Noble writes in her opinion that Wills had started embezzling from Dean in 2003 and that in 2005, bank officials noticed suspicious activity and told him about it. But he claimed that the bank did not inform him and that he did not find out about it until informed of it by the FBI in 2008.
McGarvey said that it must be understood that there is no statute of limitations for such a situation and that it must be determined by the court.
“It’s significant in that it finds the statute of limitations is contained in the UCC, it’s not something that can be told,” he said. “It’s subject to what we call an absolute bar rule.”
The opinion says that according to Kentucky law, if a customer brings a claim more than a year after statements are sent out, the claim is absolutely barred.

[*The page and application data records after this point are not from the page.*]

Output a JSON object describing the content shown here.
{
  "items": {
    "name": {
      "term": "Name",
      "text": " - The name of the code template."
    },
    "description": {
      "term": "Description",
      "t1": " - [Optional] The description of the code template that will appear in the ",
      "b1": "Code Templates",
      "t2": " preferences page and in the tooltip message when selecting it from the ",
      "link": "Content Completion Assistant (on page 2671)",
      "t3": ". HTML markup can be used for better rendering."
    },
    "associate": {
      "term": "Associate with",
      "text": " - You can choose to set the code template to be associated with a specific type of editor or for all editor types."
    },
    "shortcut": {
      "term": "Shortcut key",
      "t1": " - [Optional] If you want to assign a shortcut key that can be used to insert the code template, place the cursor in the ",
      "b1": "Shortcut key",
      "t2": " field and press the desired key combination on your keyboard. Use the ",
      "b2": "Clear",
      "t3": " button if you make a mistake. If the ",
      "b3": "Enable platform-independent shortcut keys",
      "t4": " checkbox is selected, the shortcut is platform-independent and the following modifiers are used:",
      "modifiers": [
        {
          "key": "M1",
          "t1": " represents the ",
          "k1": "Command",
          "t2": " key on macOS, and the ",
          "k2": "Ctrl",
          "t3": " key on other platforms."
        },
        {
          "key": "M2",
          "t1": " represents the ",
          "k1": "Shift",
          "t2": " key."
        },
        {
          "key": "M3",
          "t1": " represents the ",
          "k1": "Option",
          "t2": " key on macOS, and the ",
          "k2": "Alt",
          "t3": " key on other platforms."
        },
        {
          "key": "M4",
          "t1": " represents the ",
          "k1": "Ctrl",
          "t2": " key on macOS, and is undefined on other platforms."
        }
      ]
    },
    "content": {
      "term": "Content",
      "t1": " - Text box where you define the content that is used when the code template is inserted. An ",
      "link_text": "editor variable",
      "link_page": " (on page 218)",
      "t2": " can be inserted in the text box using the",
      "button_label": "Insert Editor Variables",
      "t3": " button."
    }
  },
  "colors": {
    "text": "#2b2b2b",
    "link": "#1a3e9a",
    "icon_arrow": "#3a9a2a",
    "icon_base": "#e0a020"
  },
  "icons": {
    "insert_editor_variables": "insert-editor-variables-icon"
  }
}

Also, in his suit, Dean had charged that the bank should not have allowed Wills to pass checks deemed suspicious.
Noble writes that when an employer, such as Dean, authorizes an employee to write checks on its account and tells the bank that the employee is so authorized the bank does not act wrongly by paying checks written by the employee.
“Because Wills had apparent authority to sign the checks, her action was binding on the firm with respect to the bank, making the checks payable,” she wrote.
Noble also disputed Dean’s argument that he had no way of knowing what Wills was doing, saying that he did not make a great enough effort to scrutinize his own finances.
“Because Dean failed to even look into the matter, having apparently not looked at the bank statements for more than a year, it is unquestionable that he did not exercise reasonable diligence,” she wrote. “Had he simply compared his own records of items that should have been drawn on the escrow account with the bank statements, he would have seen numerous suspicious items. Instead, he relied on an employee to review the statements, and entrusted that employee with surprisingly broad control over the escrow account. The employee abused that trust. That is not reasonable diligence.”
As to why the case had taken a year at the Supreme Court level, Kevin King, staff attorney for Justice Michelle Keller, said that time frame is not as unreasonable as one might think.
“It varies; I can’t tell you what the rhyme or reason is for it [time length for cases],” he said. “I can remember when I was practicing, there were some that took a lot longer than that, and there were some that took a lot less time than that. I can’t tell you what typical would be.”
McGarvey said he thought the reason was two-fold.
“A lot of cases came out today; we had a very heavy docket load,” he said. “They did deliver a thirty-nine page decision – that’s extraordinarily long. It took a lot of research and a lot of drafting. When I see the authorities that were cited, the doctrines that were examined; a lot of work went into this opinion.”